Entries from a dataset of interfaces
□ □ □ □ □

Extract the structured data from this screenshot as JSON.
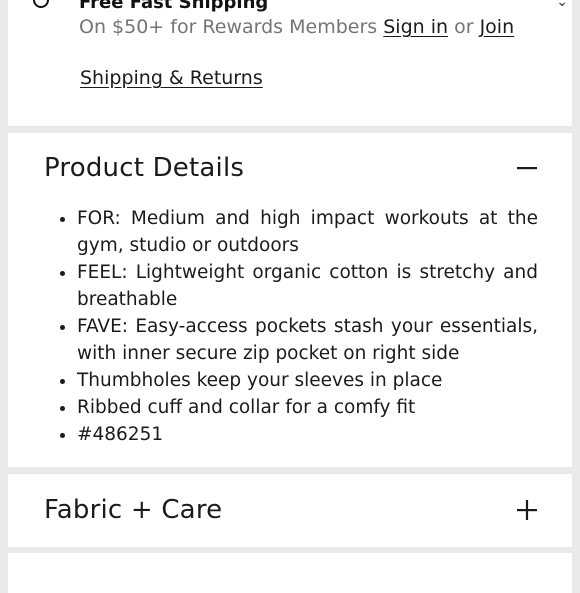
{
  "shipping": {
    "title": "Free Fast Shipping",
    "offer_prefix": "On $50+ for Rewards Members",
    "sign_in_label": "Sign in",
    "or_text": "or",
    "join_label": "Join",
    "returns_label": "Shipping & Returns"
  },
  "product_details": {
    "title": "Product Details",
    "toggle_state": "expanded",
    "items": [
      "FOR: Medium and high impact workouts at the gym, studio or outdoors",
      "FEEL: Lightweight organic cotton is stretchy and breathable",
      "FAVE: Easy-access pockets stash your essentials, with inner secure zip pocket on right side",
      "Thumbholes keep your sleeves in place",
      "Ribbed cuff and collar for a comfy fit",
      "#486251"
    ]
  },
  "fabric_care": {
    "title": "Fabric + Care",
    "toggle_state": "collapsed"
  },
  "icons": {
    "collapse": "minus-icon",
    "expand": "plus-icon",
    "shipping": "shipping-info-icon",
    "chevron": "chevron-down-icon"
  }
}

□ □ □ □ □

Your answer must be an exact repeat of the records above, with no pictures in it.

Extract the structured data from this screenshot as JSON.
{
  "shipping": {
    "title": "Free Fast Shipping",
    "offer_prefix": "On $50+ for Rewards Members",
    "sign_in_label": "Sign in",
    "or_text": "or",
    "join_label": "Join",
    "returns_label": "Shipping & Returns"
  },
  "product_details": {
    "title": "Product Details",
    "toggle_state": "expanded",
    "items": [
      "FOR: Medium and high impact workouts at the gym, studio or outdoors",
      "FEEL: Lightweight organic cotton is stretchy and breathable",
      "FAVE: Easy-access pockets stash your essentials, with inner secure zip pocket on right side",
      "Thumbholes keep your sleeves in place",
      "Ribbed cuff and collar for a comfy fit",
      "#486251"
    ]
  },
  "fabric_care": {
    "title": "Fabric + Care",
    "toggle_state": "collapsed"
  },
  "icons": {
    "collapse": "minus-icon",
    "expand": "plus-icon",
    "shipping": "shipping-info-icon",
    "chevron": "chevron-down-icon"
  }
}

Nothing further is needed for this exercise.